The remuneration for Australian politicians is determined by an independent statutory body -- not the prime minister

Multiple posts have been shared thousands of times in on Facebook which claim Australian Prime Minister Scott Morrison has given himself a pay rise, while his New Zealand counterpart Jacinda Ardern has frozen the salaries of the country’s politicians “until economy improves for citizens”. The claims are misleading; the renumeration for Australia and New Zealand’s politicians is determined by independent statutory bodies, not the prime ministers; a salary freeze was indeed imposed on New Zealand’s politicians in 2018, but it was in place to establish a fairer system that determines pay increases for key office holders, not because of economic conditions.

This post has been shared more than 2,000 times since it was published on Facebook on September 26, 2019. 

It shows a photo of New Zealand Prime Minister Jacinda Ardern on the top left-hand corner, and that of Australian Prime Minister Scott Morrison on the bottom right.

Beside Ardern’s photo, the text reads: “NZ PM refuses pay-rise & freezes politicians salaries until economy improves for citizens”.

The text next to Morrison’s photo states: “Australian PM gives himself a big pay rise, then cuts working class wages”.

Below is a screenshot of the misleading post:

The same meme has also been shared thousands of times on various Facebook pages here and here.

It has also been posted here on “Australia’s Page”, which is followed by more than 500,000 Facebook users.

The claims are misleading; the prime ministers of Australia and New Zealand do not set the pay of their countries’ politicians; New Zealand politicians were subject to a salary freeze in 2018, but for other reasons than a bad economy. 

-- Australia --

In Australia, the pay for Members of Parliament (MPs) is determined by the Remuneration Tribunal, an independent statutory authority established in 1973. 

The Tribunal is required by law to conduct an annual review on MPs’ pay and in 2019, it announced a two percent pay increase for public offices effective July 1, 2019.

The Tribunal said its decision was made based on “economic conditions in Australia, past and projected movements in remuneration in the public and private sectors (including the Australian Public Service), as well as the outcomes of reviews of public offices completed by the Tribunal.”

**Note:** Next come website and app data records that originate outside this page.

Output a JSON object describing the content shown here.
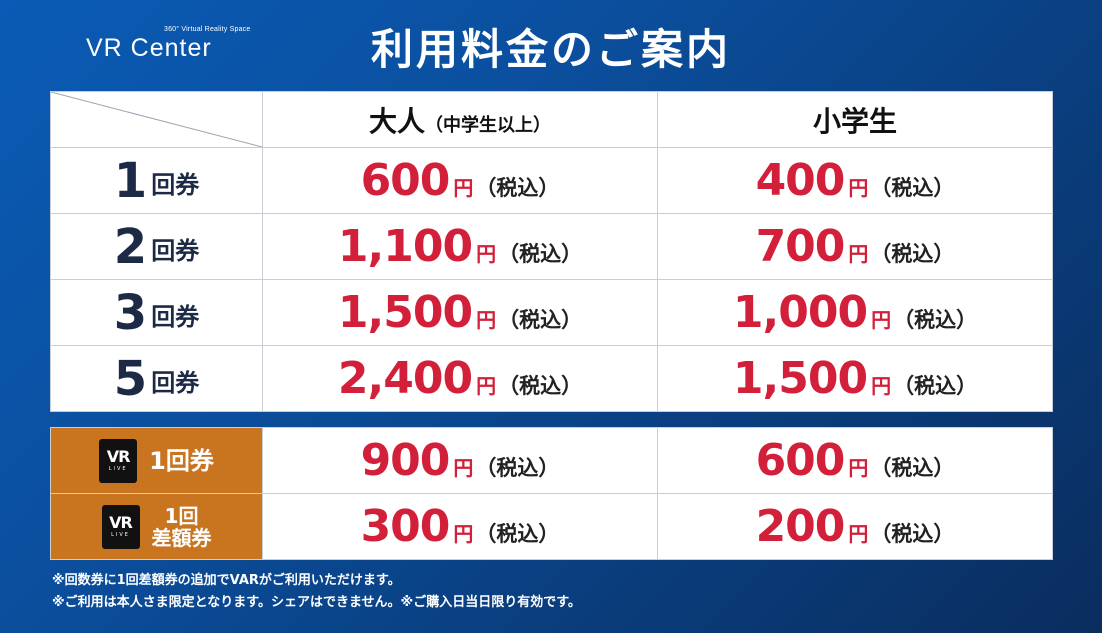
{
  "logo": {
    "text": "VR Center",
    "tagline": "360° Virtual Reality Space"
  },
  "title": "利用料金のご案内",
  "header": {
    "adult": "大人",
    "adult_sub": "（中学生以上）",
    "child": "小学生"
  },
  "rows": [
    {
      "num": "1",
      "unit": "回券",
      "adult": "600",
      "child": "400"
    },
    {
      "num": "2",
      "unit": "回券",
      "adult": "1,100",
      "child": "700"
    },
    {
      "num": "3",
      "unit": "回券",
      "adult": "1,500",
      "child": "1,000"
    },
    {
      "num": "5",
      "unit": "回券",
      "adult": "2,400",
      "child": "1,500"
    }
  ],
  "price_suffix": {
    "yen": "円",
    "tax": "（税込）"
  },
  "vr_badge": {
    "main": "VR",
    "small": "LIVE"
  },
  "vr_rows": [
    {
      "label_line1": "1回券",
      "label_line2": "",
      "adult": "900",
      "child": "600"
    },
    {
      "label_line1": "1回",
      "label_line2": "差額券",
      "adult": "300",
      "child": "200"
    }
  ],
  "notes": [
    "※回数券に1回差額券の追加でVARがご利用いただけます。",
    "※ご利用は本人さま限定となります。シェアはできません。※ご購入日当日限り有効です。"
  ],
  "colors": {
    "price_red": "#d3203a",
    "vr_orange": "#c9741f",
    "label_navy": "#1c2a45"
  }
}
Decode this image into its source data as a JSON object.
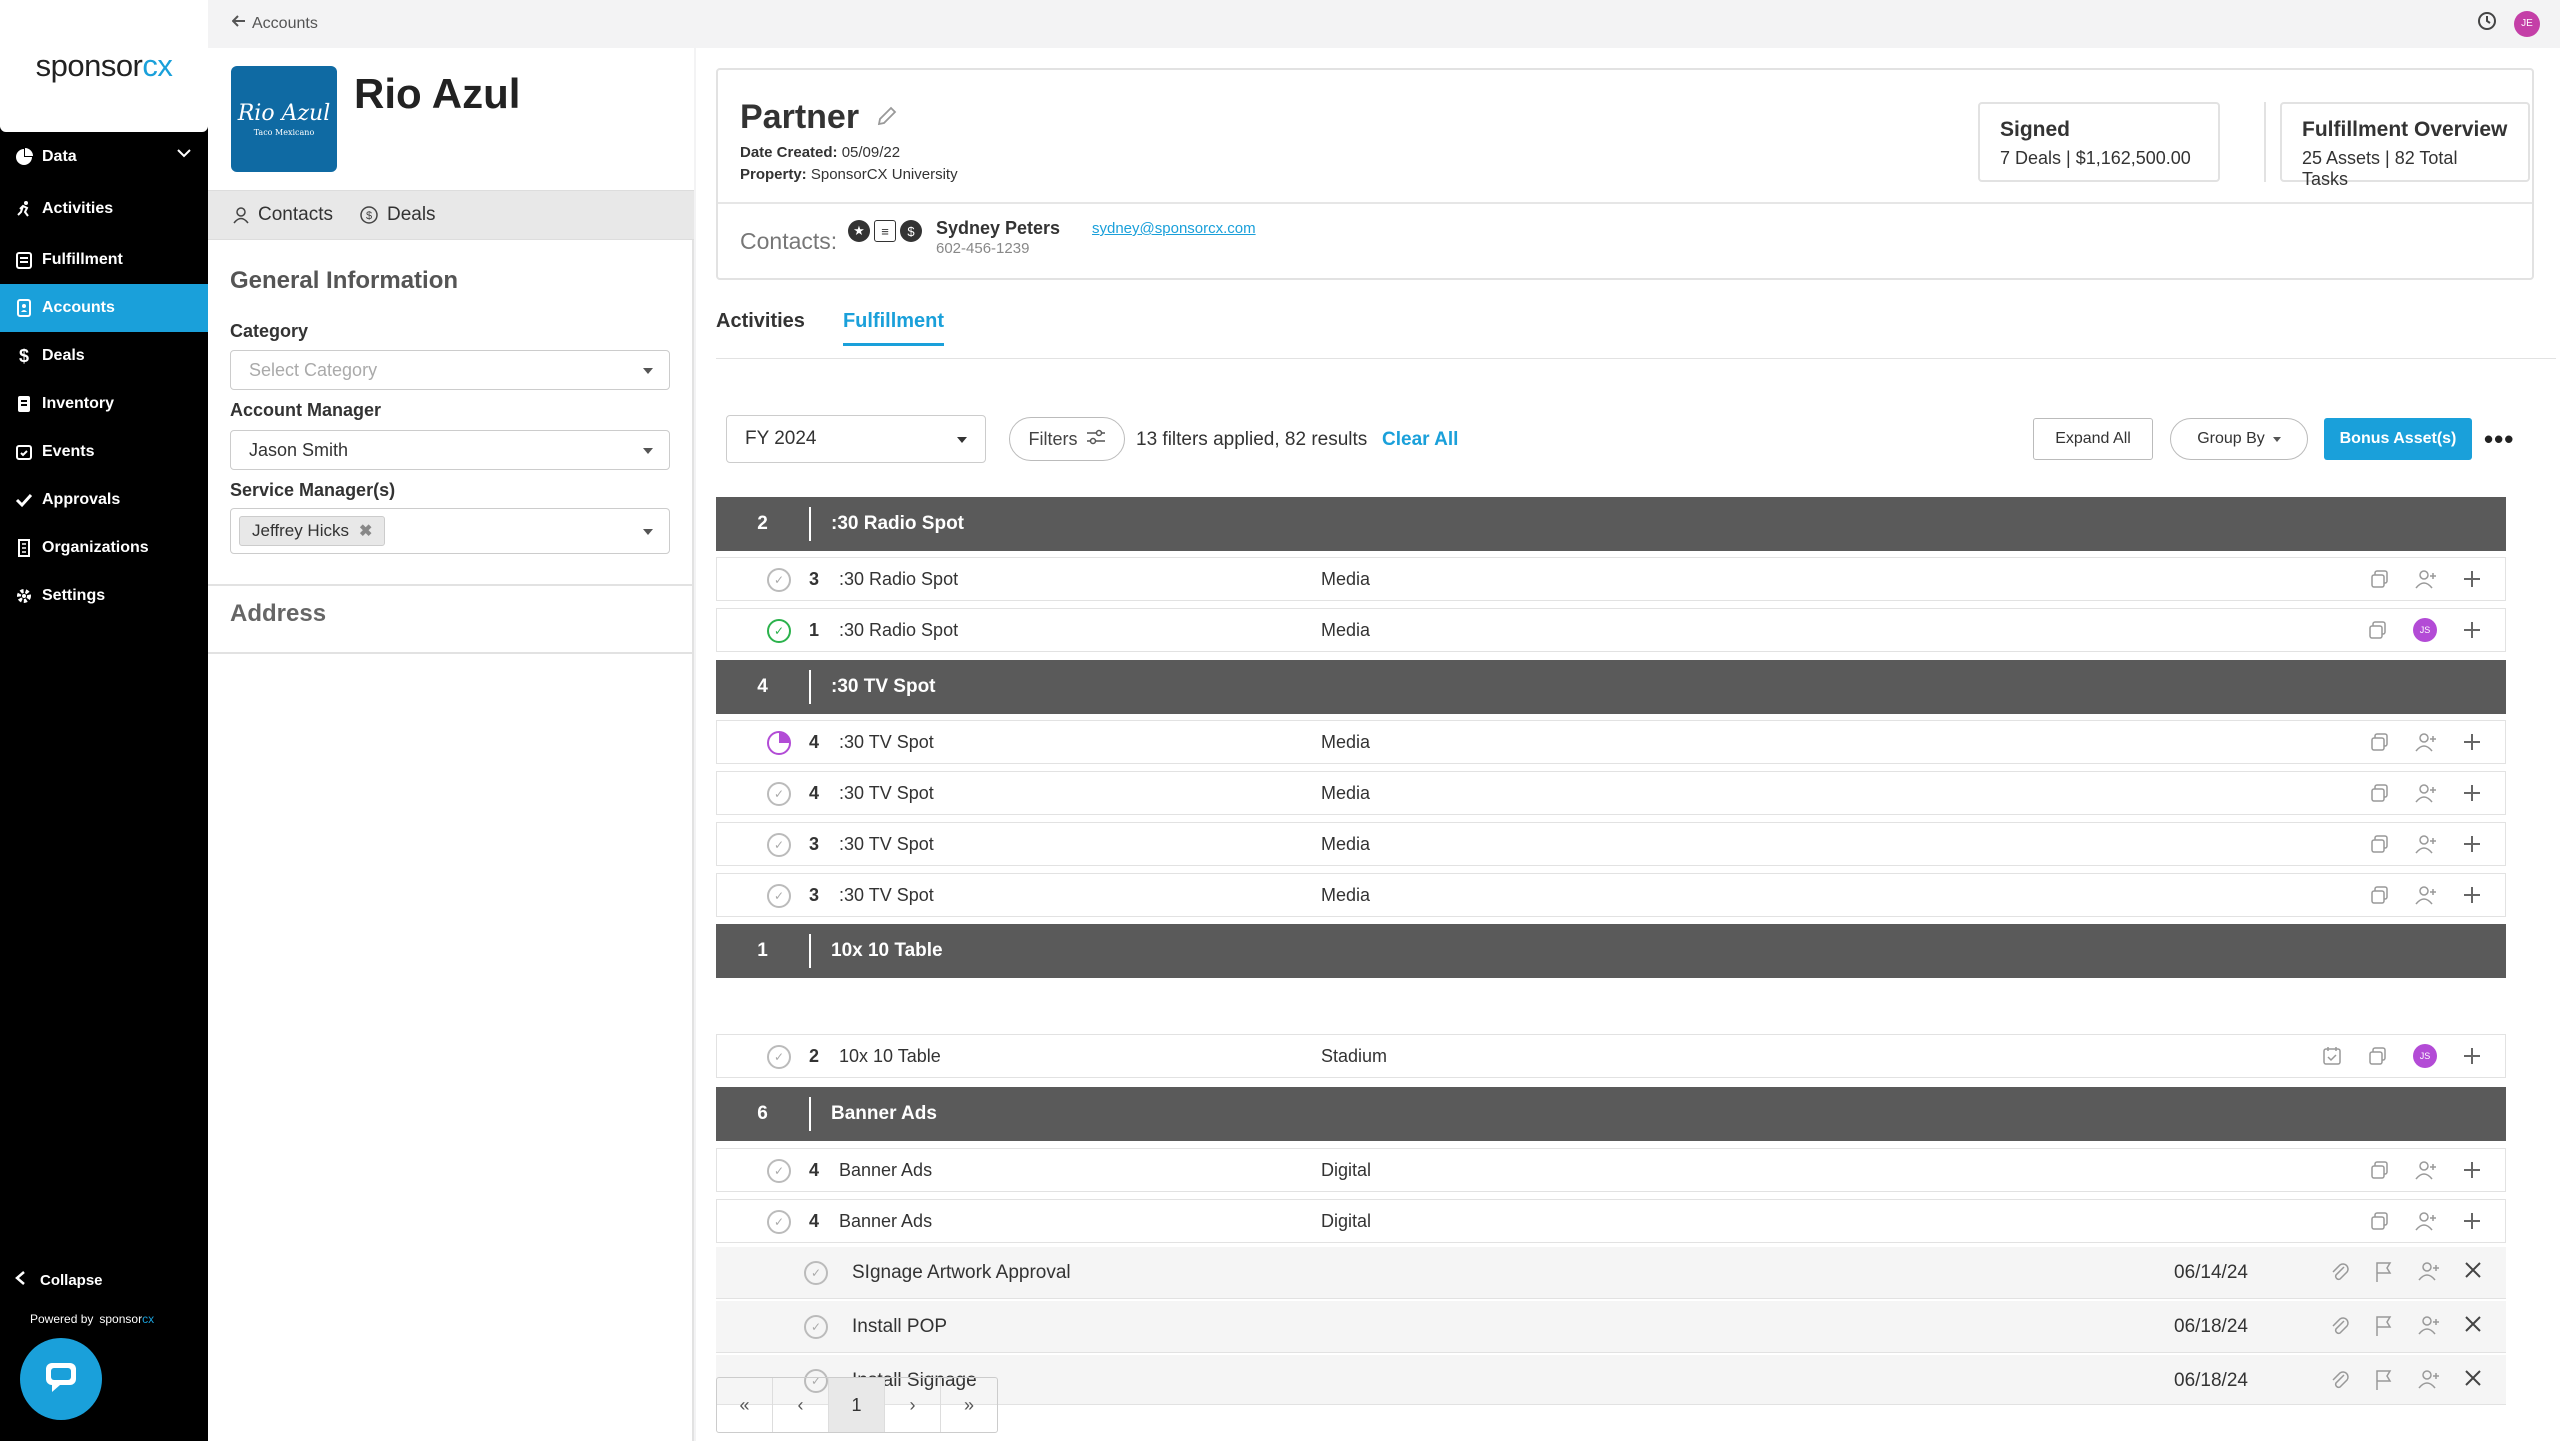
{
  "brand": {
    "logo_main": "sponsor",
    "logo_accent": "cx",
    "powered_by": "Powered by",
    "powered_main": "sponsor",
    "powered_accent": "cx"
  },
  "sidebar": {
    "items": [
      {
        "label": "Data"
      },
      {
        "label": "Activities"
      },
      {
        "label": "Fulfillment"
      },
      {
        "label": "Accounts"
      },
      {
        "label": "Deals"
      },
      {
        "label": "Inventory"
      },
      {
        "label": "Events"
      },
      {
        "label": "Approvals"
      },
      {
        "label": "Organizations"
      },
      {
        "label": "Settings"
      }
    ],
    "active": "Accounts",
    "collapse_label": "Collapse"
  },
  "topbar": {
    "back_label": "Accounts",
    "user_initials": "JE"
  },
  "account": {
    "name": "Rio Azul",
    "logo_text": "Rio Azul",
    "logo_sub": "Taco Mexicano",
    "tabs": {
      "contacts": "Contacts",
      "deals": "Deals"
    },
    "general_title": "General Information",
    "category_label": "Category",
    "category_placeholder": "Select Category",
    "manager_label": "Account Manager",
    "manager_value": "Jason Smith",
    "service_label": "Service Manager(s)",
    "service_chip": "Jeffrey Hicks",
    "address_title": "Address"
  },
  "deal": {
    "title": "Partner",
    "date_created_label": "Date Created:",
    "date_created": "05/09/22",
    "property_label": "Property:",
    "property": "SponsorCX University",
    "contacts_label": "Contacts:",
    "contact_name": "Sydney Peters",
    "contact_email": "sydney@sponsorcx.com",
    "contact_phone": "602-456-1239",
    "signed_title": "Signed",
    "signed_value": "7 Deals | $1,162,500.00",
    "overview_title": "Fulfillment Overview",
    "overview_value": "25 Assets | 82 Total Tasks"
  },
  "tabs": {
    "activities": "Activities",
    "fulfillment": "Fulfillment",
    "active": "Fulfillment"
  },
  "toolbar": {
    "fiscal_year": "FY 2024",
    "filters_label": "Filters",
    "filter_summary": "13 filters applied, 82 results",
    "clear_all": "Clear All",
    "expand_all": "Expand All",
    "group_by": "Group By",
    "bonus": "Bonus Asset(s)"
  },
  "groups": [
    {
      "count": "2",
      "name": ":30 Radio Spot"
    },
    {
      "count": "4",
      "name": ":30 TV Spot"
    },
    {
      "count": "1",
      "name": "10x 10 Table"
    },
    {
      "count": "6",
      "name": "Banner Ads"
    }
  ],
  "rows": [
    {
      "qty": "3",
      "name": ":30 Radio Spot",
      "type": "Media",
      "status": "open"
    },
    {
      "qty": "1",
      "name": ":30 Radio Spot",
      "type": "Media",
      "status": "done",
      "assignee": "JS"
    },
    {
      "qty": "4",
      "name": ":30 TV Spot",
      "type": "Media",
      "status": "partial"
    },
    {
      "qty": "4",
      "name": ":30 TV Spot",
      "type": "Media",
      "status": "open"
    },
    {
      "qty": "3",
      "name": ":30 TV Spot",
      "type": "Media",
      "status": "open"
    },
    {
      "qty": "3",
      "name": ":30 TV Spot",
      "type": "Media",
      "status": "open"
    },
    {
      "qty": "2",
      "name": "10x 10 Table",
      "type": "Stadium",
      "status": "open",
      "assignee": "JS"
    },
    {
      "qty": "4",
      "name": "Banner Ads",
      "type": "Digital",
      "status": "open"
    },
    {
      "qty": "4",
      "name": "Banner Ads",
      "type": "Digital",
      "status": "open"
    }
  ],
  "tasks": [
    {
      "name": "SIgnage Artwork Approval",
      "date": "06/14/24"
    },
    {
      "name": "Install POP",
      "date": "06/18/24"
    },
    {
      "name": "Install Signage",
      "date": "06/18/24"
    }
  ],
  "pager": {
    "first": "«",
    "prev": "‹",
    "current": "1",
    "next": "›",
    "last": "»"
  },
  "colors": {
    "accent": "#1aa0da",
    "group_bg": "#5a5a5a",
    "done": "#2bb24c",
    "partial": "#b24cd6"
  }
}
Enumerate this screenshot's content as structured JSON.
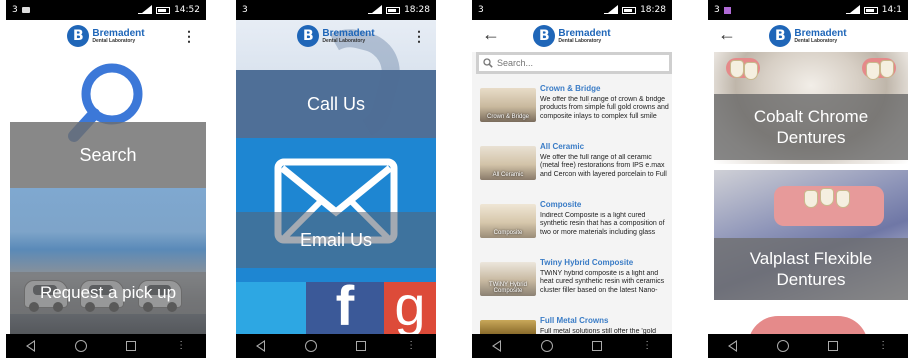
{
  "brand": {
    "initial": "B",
    "name": "Bremadent",
    "subtitle": "Dental Laboratory"
  },
  "screens": [
    {
      "status": {
        "left": "3",
        "time": "14:52"
      },
      "menu_icon": "more-vert-icon",
      "tiles": {
        "search": "Search",
        "pickup": "Request a pick up"
      }
    },
    {
      "status": {
        "left": "3",
        "time": "18:28"
      },
      "menu_icon": "more-vert-icon",
      "tiles": {
        "call": "Call Us",
        "email": "Email Us"
      },
      "social": {
        "facebook": "f",
        "google": "g"
      }
    },
    {
      "status": {
        "left": "3",
        "time": "18:28"
      },
      "search_placeholder": "Search...",
      "items": [
        {
          "title": "Crown & Bridge",
          "thumb": "Crown & Bridge",
          "desc": "We offer the full range of crown & bridge products from simple full gold crowns and composite inlays to complex full smile"
        },
        {
          "title": "All Ceramic",
          "thumb": "All Ceramic",
          "desc": "We offer the full range of all ceramic (metal free) restorations from IPS e.max and Cercon with layered porcelain to Full"
        },
        {
          "title": "Composite",
          "thumb": "Composite",
          "desc": "Indirect Composite is a light cured synthetic resin that has a composition of two or more materials including glass"
        },
        {
          "title": "Twiny Hybrid Composite",
          "thumb": "TWiNY Hybrid Composite",
          "desc": "TWiNY hybrid composite is a light and heat cured synthetic resin with ceramics cluster filler based on the latest Nano-"
        },
        {
          "title": "Full Metal Crowns",
          "thumb": "",
          "desc": "Full metal solutions still offer the 'gold"
        }
      ]
    },
    {
      "status": {
        "left": "3",
        "time": "14:1"
      },
      "tiles": {
        "cobalt_l1": "Cobalt Chrome",
        "cobalt_l2": "Dentures",
        "valplast_l1": "Valplast Flexible",
        "valplast_l2": "Dentures"
      }
    }
  ],
  "nav": {
    "more": "⋮"
  }
}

2019 was the third consecutive year when the Tribunal handed down a two percent pay rise for all MPs, as seen in the table below: 

As a result of the 2019 pay adjustment, Prime Minister Scott Morrison would receive a pay jump of just over $10,000, the Australian Associated Press (AAP) reported on June 7.

On the same day as the MPs received a pay rise on July 1, the third phase of a 2017 Fair Work Commission decision to cut weekend penalty rates for workers in retail, hospitality, fast food and pharmacy industries also came into force. 

Australian trade union United Voice told AAP those workers could lose up to $2,000 a year under further penalty rate cuts. 

That decision was made by the Fair Work Commission, an industrial relations tribunal, not the prime minister; in 2017, Morrison was serving as Australia’s treasurer.

He was sworn in as the country’s prime minister on 24 August 2018

-- New Zealand --

Similarly in New Zealand, the independent Remuneration Authority decides on the pay for key office holders.

In August 2018, Prime Minister Jacinda Ardern announced a government decision to freeze the salaries and allowances for all MPs for a year until July 2019, as the proposed pay increase was “unacceptably high”. 

The pay freeze was not in place “until economy improves for citizens” as the misleading post claimed.

In August 2019, Workplace Relations and Safety Minister Iain Lees-Galloway said a fairer system that set MPs’ pay increases had been established following the completion of a review that took place between 2018 and 2019.